This is a book about performance anxiety – offering 25 different strategies to perform with confidence. But it’s not just about presenting and performing – you’ll find its ideas useful for eliminating anxiety throughout your life.

Voice and Speaking Skills for Dummies
The perfect resource to discover the power of your voice, understand how it works and use it like a professional, whether in meetings, addressing an audience, or standing in front of a classroom.

Voice of Influence
“The body language of sound”. Like body language, your voice gives you away. Find your authentic voice, speak powerfully and influentially, and reach people on a deeper level.

Coaching

If summer-time is a bit quieter at work for you, use the opportunity to get a coach for a month or two. Whether you already feel successful or are struggling with challenges, coaching can help you make the most of your potential.  Email me or call me on 01306 886114 if you want an initial conversation about what coaching might do for you.

Voice and Communication Coaching

It’s not just what you say, it’s how you say it. How you come across depends on your voice and non-verbal signals, and especially on issues like self consciousness. You’ll experience positive results after even a single coaching session. Email me or call me on 01306 886114.

Download some of my E-courses

(I never share your email with anyone):
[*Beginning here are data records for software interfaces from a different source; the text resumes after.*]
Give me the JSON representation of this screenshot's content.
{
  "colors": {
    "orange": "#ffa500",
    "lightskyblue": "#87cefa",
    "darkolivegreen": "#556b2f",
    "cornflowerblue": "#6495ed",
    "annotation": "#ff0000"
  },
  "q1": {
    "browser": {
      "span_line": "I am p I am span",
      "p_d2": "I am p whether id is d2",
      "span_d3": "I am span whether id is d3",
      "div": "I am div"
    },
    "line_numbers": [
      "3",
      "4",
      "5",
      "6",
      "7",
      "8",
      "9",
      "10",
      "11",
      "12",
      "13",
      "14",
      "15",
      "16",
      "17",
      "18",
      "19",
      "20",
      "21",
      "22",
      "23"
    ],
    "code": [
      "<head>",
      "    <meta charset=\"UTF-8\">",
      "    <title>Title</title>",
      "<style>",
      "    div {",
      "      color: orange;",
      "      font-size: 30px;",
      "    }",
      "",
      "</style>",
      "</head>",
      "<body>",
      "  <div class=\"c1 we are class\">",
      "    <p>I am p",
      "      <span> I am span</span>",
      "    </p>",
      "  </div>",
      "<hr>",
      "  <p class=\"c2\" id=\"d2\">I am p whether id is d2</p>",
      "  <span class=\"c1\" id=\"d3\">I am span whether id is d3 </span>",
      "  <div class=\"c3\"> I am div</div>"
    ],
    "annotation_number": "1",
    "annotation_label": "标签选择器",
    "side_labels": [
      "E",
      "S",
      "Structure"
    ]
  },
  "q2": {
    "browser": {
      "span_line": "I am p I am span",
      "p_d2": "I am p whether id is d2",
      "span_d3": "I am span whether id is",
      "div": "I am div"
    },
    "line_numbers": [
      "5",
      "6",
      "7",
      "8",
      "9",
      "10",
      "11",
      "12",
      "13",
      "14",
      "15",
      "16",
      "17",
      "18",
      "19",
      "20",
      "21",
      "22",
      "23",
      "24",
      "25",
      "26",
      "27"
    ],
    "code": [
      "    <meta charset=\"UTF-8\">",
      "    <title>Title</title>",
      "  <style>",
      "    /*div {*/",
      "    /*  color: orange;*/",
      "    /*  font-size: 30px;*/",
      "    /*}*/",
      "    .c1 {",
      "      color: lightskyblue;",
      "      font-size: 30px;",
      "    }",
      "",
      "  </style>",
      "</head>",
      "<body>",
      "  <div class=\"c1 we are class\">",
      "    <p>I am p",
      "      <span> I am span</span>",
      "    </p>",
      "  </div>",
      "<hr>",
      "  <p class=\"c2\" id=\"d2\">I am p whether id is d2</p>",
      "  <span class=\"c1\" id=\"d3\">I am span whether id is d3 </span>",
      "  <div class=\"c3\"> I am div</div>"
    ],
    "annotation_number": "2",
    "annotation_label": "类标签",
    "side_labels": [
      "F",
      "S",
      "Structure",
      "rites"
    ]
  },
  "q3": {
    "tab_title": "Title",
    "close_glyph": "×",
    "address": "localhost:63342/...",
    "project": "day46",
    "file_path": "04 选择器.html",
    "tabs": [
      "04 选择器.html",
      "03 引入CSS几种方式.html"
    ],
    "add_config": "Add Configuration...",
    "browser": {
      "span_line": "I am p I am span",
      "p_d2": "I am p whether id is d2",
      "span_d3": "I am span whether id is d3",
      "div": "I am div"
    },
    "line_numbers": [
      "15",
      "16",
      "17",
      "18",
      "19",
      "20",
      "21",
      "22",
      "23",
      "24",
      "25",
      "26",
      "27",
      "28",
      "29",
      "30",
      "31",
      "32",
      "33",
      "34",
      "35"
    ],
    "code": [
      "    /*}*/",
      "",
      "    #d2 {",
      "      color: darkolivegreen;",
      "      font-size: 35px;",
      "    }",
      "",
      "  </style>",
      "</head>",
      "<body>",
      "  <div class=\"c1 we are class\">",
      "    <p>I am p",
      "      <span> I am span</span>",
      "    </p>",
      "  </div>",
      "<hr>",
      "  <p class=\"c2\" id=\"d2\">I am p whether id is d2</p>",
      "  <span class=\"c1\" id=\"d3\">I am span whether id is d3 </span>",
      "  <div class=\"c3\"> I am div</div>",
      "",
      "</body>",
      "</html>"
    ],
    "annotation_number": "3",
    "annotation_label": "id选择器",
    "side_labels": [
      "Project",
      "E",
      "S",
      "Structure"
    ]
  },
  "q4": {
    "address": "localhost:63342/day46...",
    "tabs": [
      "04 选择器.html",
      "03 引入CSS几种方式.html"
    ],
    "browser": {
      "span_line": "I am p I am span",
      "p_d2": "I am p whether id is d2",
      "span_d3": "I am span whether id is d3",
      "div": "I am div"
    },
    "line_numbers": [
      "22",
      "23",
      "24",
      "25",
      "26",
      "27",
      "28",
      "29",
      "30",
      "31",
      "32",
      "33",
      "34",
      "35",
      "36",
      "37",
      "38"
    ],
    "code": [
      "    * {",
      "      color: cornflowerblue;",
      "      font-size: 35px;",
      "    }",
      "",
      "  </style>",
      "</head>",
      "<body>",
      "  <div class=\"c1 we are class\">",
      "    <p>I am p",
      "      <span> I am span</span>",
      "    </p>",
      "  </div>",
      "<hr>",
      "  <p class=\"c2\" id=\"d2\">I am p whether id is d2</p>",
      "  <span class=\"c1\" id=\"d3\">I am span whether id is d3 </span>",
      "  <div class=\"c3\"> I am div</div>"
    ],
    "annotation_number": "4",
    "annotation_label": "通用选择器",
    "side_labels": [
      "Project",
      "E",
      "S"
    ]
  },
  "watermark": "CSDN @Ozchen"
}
10 Secrets for Overcoming Performance Anxiety
How to Speak with More Authority
Understanding NLP
10 Tips for Having a Great Conversation